Utilization of offshore drill rigs, other than shallow-water jack-ups, continues to push 100%. Not to put too much of a damper on the adminstration’s (and the Republican National Committee’s) mantra of opening offshore oil drilling as part of the “Drill, Baby, Drill” program, but what are they planning to drill with?
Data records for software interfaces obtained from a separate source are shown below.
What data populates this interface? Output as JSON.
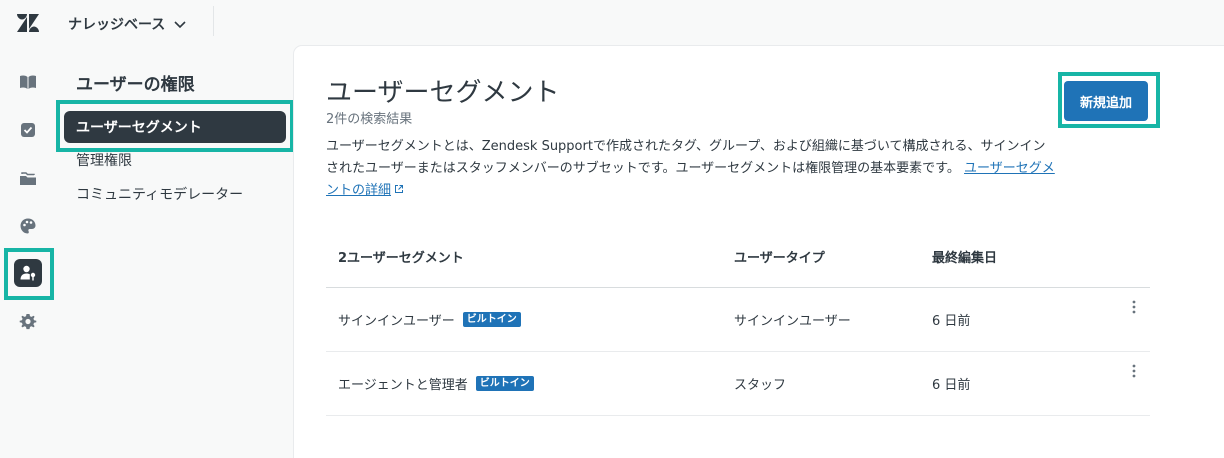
{
  "topbar": {
    "product_name": "ナレッジベース"
  },
  "rail": {
    "items": [
      {
        "icon": "book-icon"
      },
      {
        "icon": "checkbox-icon"
      },
      {
        "icon": "folder-icon"
      },
      {
        "icon": "palette-icon"
      },
      {
        "icon": "user-key-icon",
        "active": true
      },
      {
        "icon": "gear-icon"
      }
    ]
  },
  "subnav": {
    "title": "ユーザーの権限",
    "items": [
      {
        "label": "ユーザーセグメント",
        "active": true
      },
      {
        "label": "管理権限"
      },
      {
        "label": "コミュニティモデレーター"
      }
    ]
  },
  "main": {
    "title": "ユーザーセグメント",
    "result_count": "2件の検索結果",
    "description": "ユーザーセグメントとは、Zendesk Supportで作成されたタグ、グループ、および組織に基づいて構成される、サインインされたユーザーまたはスタッフメンバーのサブセットです。ユーザーセグメントは権限管理の基本要素です。",
    "details_link": "ユーザーセグメントの詳細",
    "add_button": "新規追加"
  },
  "table": {
    "headers": [
      "2ユーザーセグメント",
      "ユーザータイプ",
      "最終編集日"
    ],
    "rows": [
      {
        "name": "サインインユーザー",
        "badge": "ビルトイン",
        "type": "サインインユーザー",
        "edited": "6 日前"
      },
      {
        "name": "エージェントと管理者",
        "badge": "ビルトイン",
        "type": "スタッフ",
        "edited": "6 日前"
      }
    ]
  },
  "colors": {
    "accent": "#1f73b7",
    "highlight": "#17b5a6",
    "dark": "#2f3941"
  }
}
When the red line maxes out at 100%, as it basically has for the past 3 years, that means that there aren’t any spare rigs available.
Oil output from the major oil companies is down 4.1% this quarter compared to the same quarter last year, and 7% below 2005. I would note that output has fallen even though there are now 20% to 25% more drill rigs in operation and capital expenditures for oil exploration and production has doubled since 2005. There is less oil, and it takes more effort and money to find and produce it than any other time in the last 80 years.
In related news, Norwegian brokerage Pareto Securities polled 22 oil companies regarding estimated future oil prices used for evaluating new projects. The average design price was $70/barrel. Five years ago it was $27/barrel.
Update: For another take on offshore drilling and why expanding US offshore drilling won’t do what the GOP says it will, see here.